“We view our positioning and offerings across all three nameplates as a competitive advantage as the luxury business continues to normalize,” Tony Spring, CEO and chair-elect of Macy’s, said during the company’s third quarter earnings call. “We remain confident in luxury’s long-term growth potential.”

Much like the new Macy’s beauty concept, Saks Fifth Avenue’s new Beverly Hills shop also has unique features. The store is home to Saks’ Fifth Avenue Club, a personal shopping and styling service that is free of charge and open to the public. The new shop also has an outdoor dining terrace that overlooks the Hollywood Hills.

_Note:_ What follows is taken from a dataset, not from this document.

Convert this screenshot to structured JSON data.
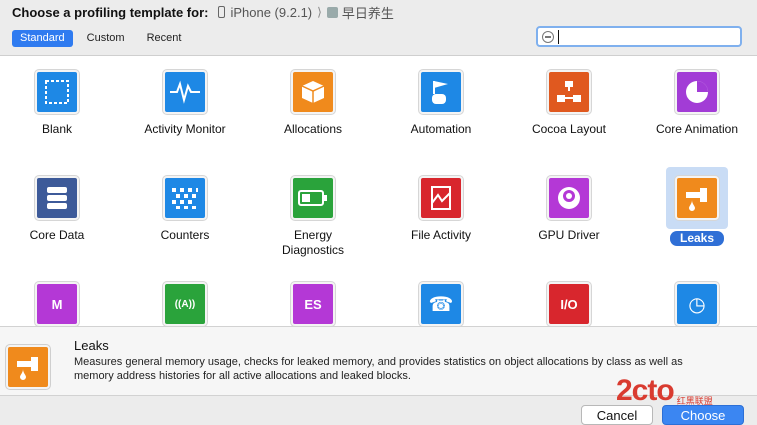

Although these luxury concepts have the potential to attract new customers, department stores also run the risk of losing their existing customer base, said Kassi Socha, director analyst at research firm Gartner.   

“Almost half of consumers still shop where price is top of mind and these consumers are at high risk of trading down to less expensive or generic brands,” Socha said. “What this means is you can’t sacrifice the way that you’ve been doing things just to attract a new consumer.”

Additionally, investments in these luxury concepts and experiences aren’t cheap. The Hollywood Reporter indicates that Saks spent $52 million to renovate its new Beverly Hills store. 

Investing in luxury might not be enough to save department stores from financial woes. Luxury department store Neiman Marcus filed for bankruptcy in 2020. Meanwhile, Nordstrom — which was historically known for serving more of a luxury customer — has been opening more off-price locations. Last year, Nordstrom announced plans to open nine more locations for its off-price concept Nordstrom Rack.     

“Established department stores that have historically not served the luxury customer, as they get into serving a luxury customer, need to think about the fact that they’re expanding assortment and choice,” Socha said. “Just because someone is often a luxury shopper doesn’t mean that every purchase that they make is a luxury item or good. Just because someone’s a pragmatic shopper or price deterrent shopper doesn’t mean that there’s moments in time where they won’t stretch themselves to luxury goods.”